Somehow I’m getting the feeling that we’re beginning to think of around-the-world and other long distance adventure travel as something to be endured. As something that’s hard to do, and miserable and lonely and even expensive. I’m sure there is no hidden agenda to discourage people from trying motorcycle adventure travel, but sometimes it almost seems like it. That is so wrong.
Yes, I’ve been miserable out on the road. Sure I have. But I look at it this way: I have a comfortable, settled existence now with friends and a nice house, but I also have major depression. I didn’t have any kind of depression when I was sitting in a two-man tent with a week-long sandstorm howling through the Sahara outside. I was pissed off, and getting really tired of playing Mastermind with Mrs Bear, but not depressed.

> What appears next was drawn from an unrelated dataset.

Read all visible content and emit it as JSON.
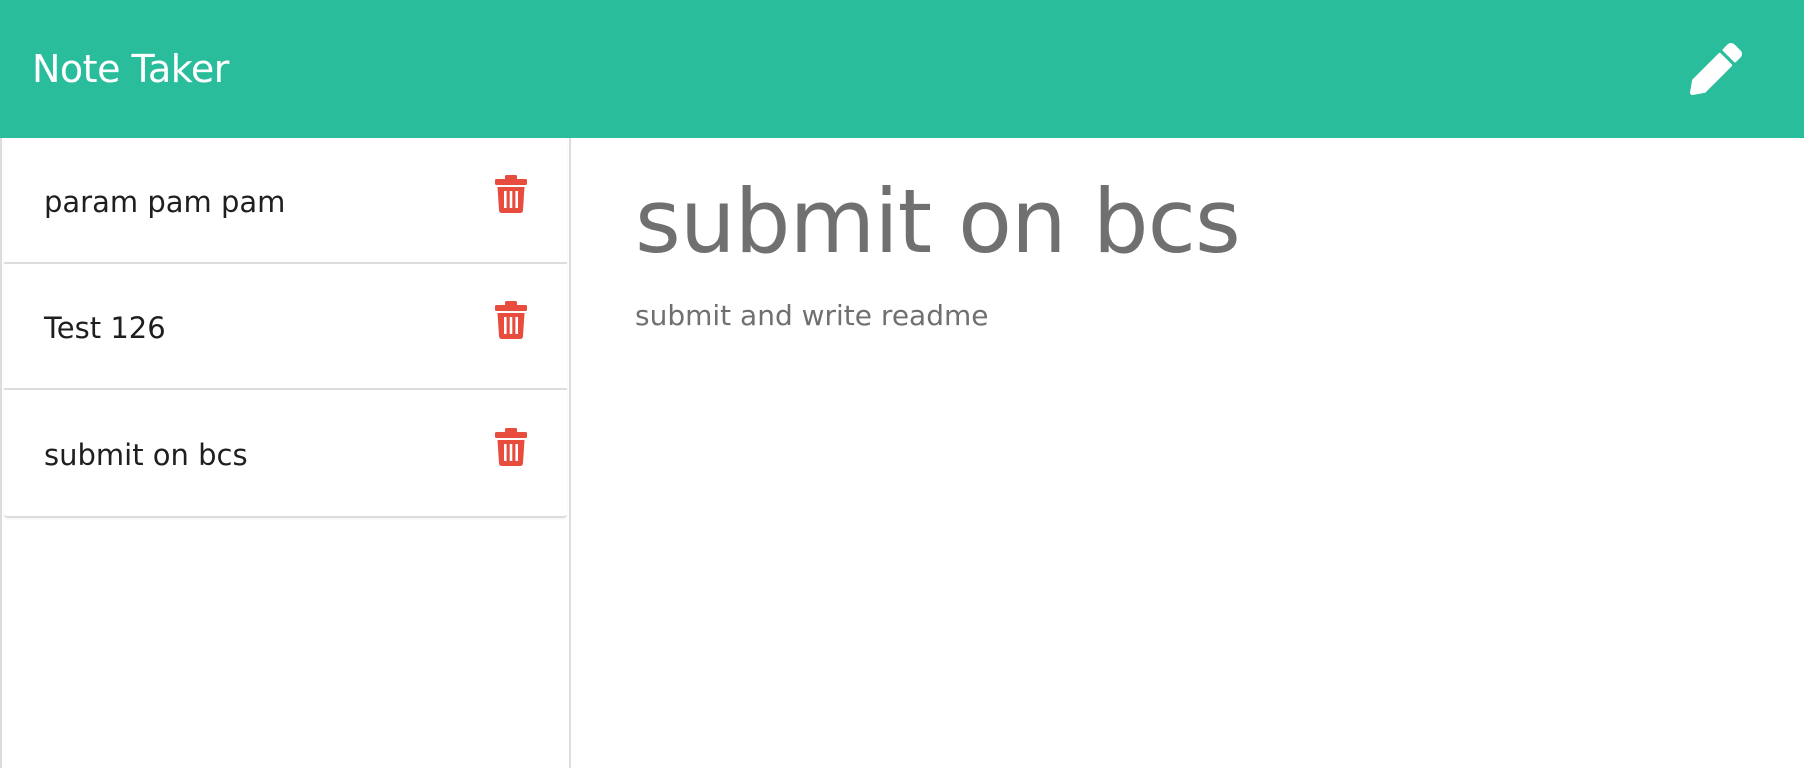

All right, I know that clinical depression is quite different from just feeling depressed, but I’m sure you take my point.
And here’s the thing: out on the road, I have felt transcendent joy sitting on a sand dune in Central Australia, looking at the amazingly bright, sharp stars. Who knew that the stars are coloured? They’re not just points of more or less white light, the way they look in the city. Get out there where there is no industry or any other veiling of the night air, and they are all the colours of the rainbow!
Did you know that from the top of a seaside cliff in Norway, the ocean can look just like a huge sheet of burnished steel? That’s not a metaphor; it really did look like a vast steel plain stretching to the horizon when I looked at it from that lookout in, was it Alesund? On that same morning, the tiny Rose Church had made me, a dyed-in-the-wool non-believer, feel the almost physical impact of the faith of the people who had built this gem.
I climbed the mud battlements of the desert city of Bam in Iran before the earthquake levelled it, and found myself drawn back to a time when the bells of tired caravans sounded across the endless-seeming sand. Don’t get me started on climbing to the head of one of the Buddhas at Bamiyan, now destroyed by the strutting fools of the Taliban. I know I shouldn’t have climbed up there, just as I now know that I shouldn’t have climbed Uluru in my home country.
But I did it, and it stopped my breath and made me feel more than just one small human being.
Back in Afghanistan, I’ve chatted over tea with a village schoolteacher although we didn’t know a single word of each other’s language. It’s enlightening how much you can convey by tone of voice, the use of your hands and facial expressions and a few names – “Russians!” – thumbs down. Wave hand upwards, then stab it down a few times and go “pew, pew” and get raised open hands and a fearful expression in return. Yes, he knew of aerial attacks.
Is it something about tea? We stopped at a farmhouse in Turkey, near Silifke, to ask whether we could camp on the family’s land. Instead we were invited in, given tea and fed and entertained with stories of the family’s attempts to renovate a Roman bathhouse in their banana plantation, and the father’s time in Germany as a taxi driver. I do have a few words of Turkish, but he spoke a lot more German. We were allocated a bed, and in the morning we got a guided tour of the bathhouse.
Sure, on that same trip I scratched my ankle on some limestone climbing down to a beautiful and empty beach, and got a blood infection which had me shivering so hard for a couple of nights that you could have run a generator off me. That’s life.
What I’m trying to do here is not boast of the things I’ve experienced, but to stimulate other travelers’ memories. What have you done that you could never have managed if you hadn’t been out there on the long road? Whom did you meet and will never forget? Did you have a transcendent moment somewhere, and will you be kind enough to share it with the rest of us? Plenty of room below.
Different experiences strike those magic notes with different people. A friend of mine spent a full moon’s night sitting in front of the Acropolis above Athens (before serious security, when you could still do such things) and felt himself transported back to Plato’s Greece. Which reminds me of the time Charlie and I rolled across the ridge above Trabzon where Xenophon’s soldiers must have reached the Black Sea after wandering the Anatolian highlands, and broke down and cried “Thalatta! Thalatta!”
The sea, the sea.
On your travels, what was your “sea”?
Photos: The Bear